The home of Thomastown man Seamus Quigley has become quite the tourist attraction because of his hurling mannequins.
Perhaps unsurprisingly, Seamus thinks Kilkenny will do the business against Galway.
"I think this Kilkenny team have reached new levels again, although Galway tamed them a bit in the Leinster final and the All-Ireland final," he said yesterday.
"I think they'll rise to the occasion and do the business. I think they'll get this one and get the ninth medal for Henry (Shefflin)."
Seamus started off his display of devotion with a couple of dressed-up mannequins but it's since grown to nine -- drawing no shortage of attention from passers-by, who often stop for photographs.
"People just come along and sit down with them," he said.
Seamus revealed that Kilkenny fans are very quiet in the run-up to the replay -- however, it could all change on Sunday night.
If Kilkenny win their ninth All-Ireland senior hurling final in just 13 years there will be an altogether different mood.
This year's homecoming represents a departure for the city as it will culminate in a civic reception at the Nowlan Park GAA grounds instead of the town centre.
"The decision was taken on safety grounds and for crowd control reasons," explained senior engineer Kieran Fitzgerald of Kilkenny Borough Council yesterday. "There's no dissension from anybody."
The replay, three weeks after the final, presents its own challenges to the council and the GAA county board when it comes to rearranging the players' arrival home.

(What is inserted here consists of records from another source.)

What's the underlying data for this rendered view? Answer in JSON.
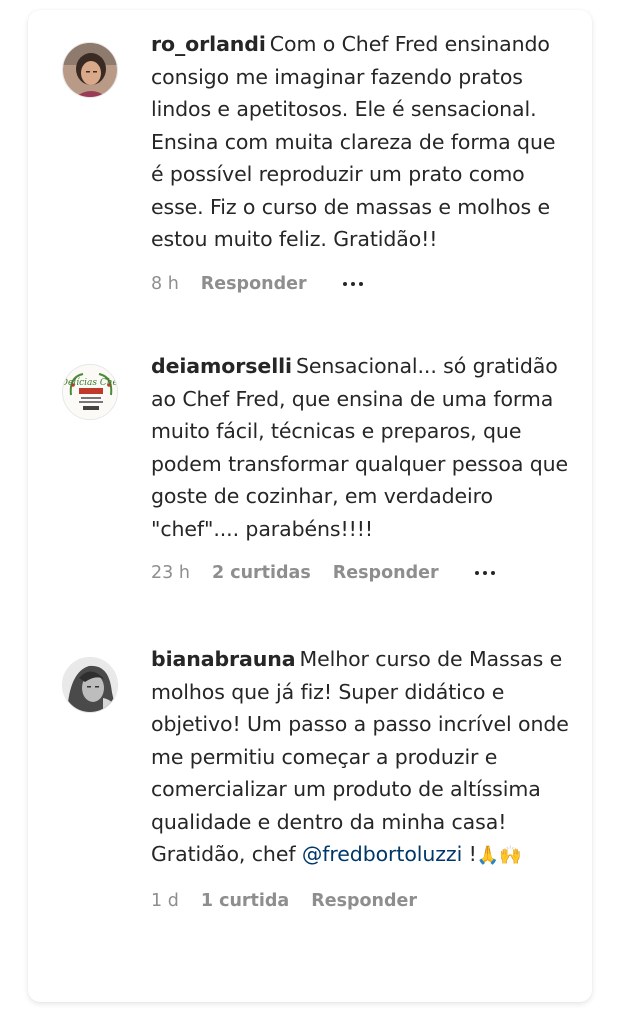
{
  "comments": [
    {
      "username": "ro_orlandi",
      "text": "Com o Chef Fred ensinando consigo me imaginar fazendo pratos lindos e apetitosos. Ele é sensacional. Ensina com muita clareza de forma que é possível reproduzir um prato como esse. Fiz o curso de massas e molhos e estou muito feliz. Gratidão!!",
      "time": "8 h",
      "likes": "",
      "reply_label": "Responder"
    },
    {
      "username": "deiamorselli",
      "text": "Sensacional... só gratidão ao Chef Fred, que ensina de uma forma muito fácil, técnicas e preparos, que podem transformar qualquer pessoa que goste de cozinhar, em verdadeiro \"chef\".... parabéns!!!!",
      "time": "23 h",
      "likes": "2 curtidas",
      "reply_label": "Responder"
    },
    {
      "username": "bianabrauna",
      "text": "Melhor curso de Massas e molhos que já fiz! Super didático e objetivo! Um passo a passo incrível onde me permitiu começar a produzir e comercializar um produto de altíssima qualidade e dentro da minha casa! Gratidão, chef",
      "mention": "@fredbortoluzzi",
      "text_end": " !",
      "emoji": [
        "🙏",
        "🙌"
      ],
      "time": "1 d",
      "likes": "1 curtida",
      "reply_label": "Responder"
    }
  ],
  "avatar_logo_text": "Delícias Chef"
}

"It's going to be that bit darker earlier on so we're trying to have it a bit earlier."
This year the panel will travel by bus and the parade through the city will start on the Castle Road. "We're hoping they'll be home by 5.30 and in the stadium at 6.30, so we'd be finished up by 7.30."
Live music and other entertainment will be on hand at Nowlan Park from 4pm on Monday.
A Kerryman exiled in hurling country, Kieran nonetheless is enthusiastic about the success of the new homecoming arrangements. "If it's triumphant, we'll probably have about 15,000 people in Nowlan Park."
Even a defeat would still draw a large crowd of supporters who know this particular team owes nothing to anybody.